In today’s episode of Pawn Chick Radio, Kari tells all about her incredible journey into the male dominated world of beef!
Kari Underly was born to be a butcher; both sets of grandparents were butchers, her father was a butcher, so it made sense that when she needed a job to pay for college she could go into butchering.
It’s just a very big idea that will require a lot of capital for building and equipment. I’ve been at this my whole life, I’ve been all over the country and I think [the concept] scares people.
People want me to play small. I’ve gotten a lot of feedback like, “Kari, you need to think smaller. Start with a butcher shop and do classes on the weekends.” But that’s the problem not the solution.
For now, I’m going to continue to think big and have the passion and vision it needs. It’s going to happen.
“Hang on: I’m gonna come over and feel your rump.” So spake Master Butcher Kari Underly at last Monday’s Grrls Beef Camp (she meant a rump roast, I might add), a one-day, hands-on educational event for women in the meat business in and around the NYC metro area. I am neither (a) in the meat business nor (b) in the NYC metro area, but I am a woman with a keen interest in meat-cutting and willing to travel, so I was allowed to take part (thank you New York Beef Industry Council, Northeast Loves Beef, and the South Dakota Beef Industry Council for letting me crash this meaty party!).
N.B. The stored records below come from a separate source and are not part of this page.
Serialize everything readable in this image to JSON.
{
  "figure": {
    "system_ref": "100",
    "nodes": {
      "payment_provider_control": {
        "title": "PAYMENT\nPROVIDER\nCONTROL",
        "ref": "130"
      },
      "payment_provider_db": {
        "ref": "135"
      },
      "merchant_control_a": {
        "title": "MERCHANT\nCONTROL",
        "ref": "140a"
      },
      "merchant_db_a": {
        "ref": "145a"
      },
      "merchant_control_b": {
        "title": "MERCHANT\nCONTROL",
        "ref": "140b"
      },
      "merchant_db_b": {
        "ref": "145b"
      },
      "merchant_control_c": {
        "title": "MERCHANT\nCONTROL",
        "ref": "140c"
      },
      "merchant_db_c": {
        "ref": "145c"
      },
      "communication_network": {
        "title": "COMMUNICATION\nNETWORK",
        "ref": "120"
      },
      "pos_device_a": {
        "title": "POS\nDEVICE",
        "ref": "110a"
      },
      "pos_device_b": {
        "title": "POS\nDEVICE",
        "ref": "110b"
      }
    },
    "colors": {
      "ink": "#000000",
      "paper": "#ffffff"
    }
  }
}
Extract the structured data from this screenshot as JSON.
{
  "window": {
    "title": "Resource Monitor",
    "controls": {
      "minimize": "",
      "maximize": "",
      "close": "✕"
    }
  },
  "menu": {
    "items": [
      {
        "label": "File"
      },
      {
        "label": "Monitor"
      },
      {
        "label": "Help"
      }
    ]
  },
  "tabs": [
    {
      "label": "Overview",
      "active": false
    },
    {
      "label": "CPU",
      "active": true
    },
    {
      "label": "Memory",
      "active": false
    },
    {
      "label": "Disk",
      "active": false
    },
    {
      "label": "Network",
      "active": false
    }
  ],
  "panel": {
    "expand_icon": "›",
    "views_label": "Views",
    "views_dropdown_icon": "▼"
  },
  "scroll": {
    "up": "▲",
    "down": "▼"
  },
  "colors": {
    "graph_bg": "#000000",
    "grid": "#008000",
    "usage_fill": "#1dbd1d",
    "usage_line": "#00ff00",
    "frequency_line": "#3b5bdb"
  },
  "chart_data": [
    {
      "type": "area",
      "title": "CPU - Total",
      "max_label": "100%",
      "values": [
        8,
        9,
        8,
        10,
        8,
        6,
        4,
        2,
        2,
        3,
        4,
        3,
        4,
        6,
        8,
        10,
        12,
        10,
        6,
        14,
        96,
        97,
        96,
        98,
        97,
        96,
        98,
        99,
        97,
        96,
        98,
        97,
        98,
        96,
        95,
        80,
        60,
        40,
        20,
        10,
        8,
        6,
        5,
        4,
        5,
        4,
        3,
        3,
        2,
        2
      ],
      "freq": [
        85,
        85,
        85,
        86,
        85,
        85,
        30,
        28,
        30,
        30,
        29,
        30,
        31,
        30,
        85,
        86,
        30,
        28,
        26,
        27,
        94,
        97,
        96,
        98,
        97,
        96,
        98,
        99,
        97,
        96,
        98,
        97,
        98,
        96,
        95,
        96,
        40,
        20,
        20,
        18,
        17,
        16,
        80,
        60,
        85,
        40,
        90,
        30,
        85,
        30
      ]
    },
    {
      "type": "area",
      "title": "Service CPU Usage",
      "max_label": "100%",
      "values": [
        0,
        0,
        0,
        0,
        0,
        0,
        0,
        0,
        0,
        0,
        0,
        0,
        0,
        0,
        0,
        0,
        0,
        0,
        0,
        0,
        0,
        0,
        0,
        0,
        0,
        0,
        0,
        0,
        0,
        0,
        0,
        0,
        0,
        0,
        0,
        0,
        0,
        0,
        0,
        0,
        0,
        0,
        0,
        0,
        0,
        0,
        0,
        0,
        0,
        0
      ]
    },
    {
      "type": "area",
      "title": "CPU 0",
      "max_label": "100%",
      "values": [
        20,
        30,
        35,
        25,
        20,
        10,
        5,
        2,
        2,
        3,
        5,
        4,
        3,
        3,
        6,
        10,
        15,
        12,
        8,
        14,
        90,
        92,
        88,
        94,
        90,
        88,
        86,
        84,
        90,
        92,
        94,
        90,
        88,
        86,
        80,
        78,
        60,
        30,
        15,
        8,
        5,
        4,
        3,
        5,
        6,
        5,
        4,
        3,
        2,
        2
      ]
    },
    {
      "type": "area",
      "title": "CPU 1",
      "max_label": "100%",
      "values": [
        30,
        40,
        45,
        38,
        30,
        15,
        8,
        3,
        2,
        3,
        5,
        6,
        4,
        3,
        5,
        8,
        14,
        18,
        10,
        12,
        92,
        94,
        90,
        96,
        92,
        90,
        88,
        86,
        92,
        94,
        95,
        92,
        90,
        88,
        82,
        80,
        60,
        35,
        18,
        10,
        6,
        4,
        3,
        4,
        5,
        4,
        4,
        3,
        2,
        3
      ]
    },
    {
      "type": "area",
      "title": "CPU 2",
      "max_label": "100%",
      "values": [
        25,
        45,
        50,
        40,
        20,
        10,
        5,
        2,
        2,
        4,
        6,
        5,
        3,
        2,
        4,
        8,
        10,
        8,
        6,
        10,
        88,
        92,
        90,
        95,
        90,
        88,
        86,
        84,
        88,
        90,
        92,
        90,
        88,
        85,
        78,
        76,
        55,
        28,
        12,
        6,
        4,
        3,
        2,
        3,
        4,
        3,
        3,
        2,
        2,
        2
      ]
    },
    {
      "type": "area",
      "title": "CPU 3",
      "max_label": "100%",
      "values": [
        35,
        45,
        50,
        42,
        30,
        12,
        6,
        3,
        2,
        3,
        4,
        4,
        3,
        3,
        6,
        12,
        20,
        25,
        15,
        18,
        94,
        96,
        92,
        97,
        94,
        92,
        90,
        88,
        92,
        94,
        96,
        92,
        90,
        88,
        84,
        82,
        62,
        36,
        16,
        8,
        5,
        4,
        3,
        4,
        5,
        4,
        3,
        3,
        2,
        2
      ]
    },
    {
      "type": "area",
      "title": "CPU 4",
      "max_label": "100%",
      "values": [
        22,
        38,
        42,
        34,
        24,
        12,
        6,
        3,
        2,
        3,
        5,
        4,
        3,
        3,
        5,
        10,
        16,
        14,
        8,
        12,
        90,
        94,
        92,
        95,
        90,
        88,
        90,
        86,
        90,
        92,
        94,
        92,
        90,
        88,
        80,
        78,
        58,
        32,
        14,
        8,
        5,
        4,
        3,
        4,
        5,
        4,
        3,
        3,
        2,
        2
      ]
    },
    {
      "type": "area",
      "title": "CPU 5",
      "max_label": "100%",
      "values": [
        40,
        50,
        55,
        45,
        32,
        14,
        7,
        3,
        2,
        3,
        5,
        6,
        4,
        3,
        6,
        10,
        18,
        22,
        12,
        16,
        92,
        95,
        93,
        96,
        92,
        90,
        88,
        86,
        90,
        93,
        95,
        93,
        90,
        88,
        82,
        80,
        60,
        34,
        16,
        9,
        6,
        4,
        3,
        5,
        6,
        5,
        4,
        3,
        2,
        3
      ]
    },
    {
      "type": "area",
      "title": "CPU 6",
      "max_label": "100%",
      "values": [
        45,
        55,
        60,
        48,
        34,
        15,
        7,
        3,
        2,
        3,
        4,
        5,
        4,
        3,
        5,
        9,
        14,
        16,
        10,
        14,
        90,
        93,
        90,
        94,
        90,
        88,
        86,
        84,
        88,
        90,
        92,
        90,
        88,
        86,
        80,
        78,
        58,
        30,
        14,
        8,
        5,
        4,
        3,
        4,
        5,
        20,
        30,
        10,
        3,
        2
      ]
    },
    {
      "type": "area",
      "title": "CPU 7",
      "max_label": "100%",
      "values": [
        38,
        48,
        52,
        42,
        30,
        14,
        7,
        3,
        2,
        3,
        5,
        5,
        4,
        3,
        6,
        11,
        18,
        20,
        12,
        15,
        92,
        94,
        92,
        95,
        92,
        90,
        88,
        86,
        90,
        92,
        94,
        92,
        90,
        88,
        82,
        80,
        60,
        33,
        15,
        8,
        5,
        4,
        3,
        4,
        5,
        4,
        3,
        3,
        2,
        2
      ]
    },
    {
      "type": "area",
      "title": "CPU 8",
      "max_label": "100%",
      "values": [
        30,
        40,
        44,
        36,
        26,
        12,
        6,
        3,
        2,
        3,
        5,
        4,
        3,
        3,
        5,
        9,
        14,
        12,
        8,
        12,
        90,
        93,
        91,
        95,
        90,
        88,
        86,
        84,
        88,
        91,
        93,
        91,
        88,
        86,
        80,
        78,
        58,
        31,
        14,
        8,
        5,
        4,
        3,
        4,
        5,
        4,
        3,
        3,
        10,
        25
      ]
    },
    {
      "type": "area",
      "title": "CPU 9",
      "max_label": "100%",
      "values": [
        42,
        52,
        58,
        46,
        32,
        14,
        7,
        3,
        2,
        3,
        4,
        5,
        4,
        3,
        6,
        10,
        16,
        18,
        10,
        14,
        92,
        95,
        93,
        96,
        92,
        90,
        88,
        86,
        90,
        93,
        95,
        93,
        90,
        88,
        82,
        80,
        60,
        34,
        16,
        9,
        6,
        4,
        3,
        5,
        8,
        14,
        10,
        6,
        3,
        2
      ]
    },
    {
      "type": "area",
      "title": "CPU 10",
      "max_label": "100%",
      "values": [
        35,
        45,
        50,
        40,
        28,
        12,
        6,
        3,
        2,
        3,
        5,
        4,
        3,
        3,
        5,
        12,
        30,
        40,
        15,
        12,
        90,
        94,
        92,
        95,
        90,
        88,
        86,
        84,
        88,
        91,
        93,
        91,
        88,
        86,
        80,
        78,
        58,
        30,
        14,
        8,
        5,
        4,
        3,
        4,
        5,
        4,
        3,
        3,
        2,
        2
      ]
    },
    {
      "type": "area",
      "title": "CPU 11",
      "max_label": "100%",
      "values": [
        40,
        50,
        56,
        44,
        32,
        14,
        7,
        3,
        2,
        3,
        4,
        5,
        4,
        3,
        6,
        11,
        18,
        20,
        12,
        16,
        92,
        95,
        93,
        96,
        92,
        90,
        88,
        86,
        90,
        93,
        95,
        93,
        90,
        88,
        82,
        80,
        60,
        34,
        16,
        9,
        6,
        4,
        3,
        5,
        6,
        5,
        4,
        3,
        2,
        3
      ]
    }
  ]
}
Kari Underly is a woman at the forefront of her craft and a force to be reckoned with. She is a pioneer in the meat industry, known for developing new cuts of meat such as the Flat Iron Steak and the Denver Cut.
(most of these cuts will be featured in your grocery store)
Meet five top butchers from across the country who are reinventing the art of butchery.
Click here to watch Kari Underly break a whole ribeye down into ribeye cap, perfectly portioned ribeye filets, and more.
Kari Underly, an Indiana native and Chicago resident, is known nationally for her mastery of meat cutting. Her skill at butchery led her in 2002 to start Range, a consulting firm based in Chicago’s West Loop neighborhood that provides education and training, research and development, merchandising, and creative services for the fresh meat and perishable food industries.
In March, I had the pleasure of attending the first annual New England Meat Conference in Concord, New Hampshire. A brainchild of a few Vermont movers and shakers — development of an impressive renewed interest in the regional meat industry.
“I’ve found in my journey that women have more finesse with their hands so they do a lot of finishing cuts. Sometimes I’ve noticed my male counterparts are more about about production and getting things done and women are about making sure it looks nice.”
Meeting the protein needs of the expanding Hispanic and Asian shopper segments is crucial for meat merchandising success.
The Art of Beef Cutting: A Meat Professional’s Guide to Butchering and Merchandising by Kari Underly is a beautifully mastered book with over 450 photos. The Art of Beef Cutting has been nominated for a James Beard award. Kari is one of the country’s foremost female butchers.
“What are we gonna do with the head?” asked Chicago butcher Kari Underly. “Does anybody have some things they want to do with the head? I know you mentioned some head bacon?”
So, she’s aiming to start a one- or two-year butcher school in the city of Chicago, a place where culinary students could come and learn a hard skill that’s increasingly needed in the food world today.
Climbing to the Top in Meat Cutting.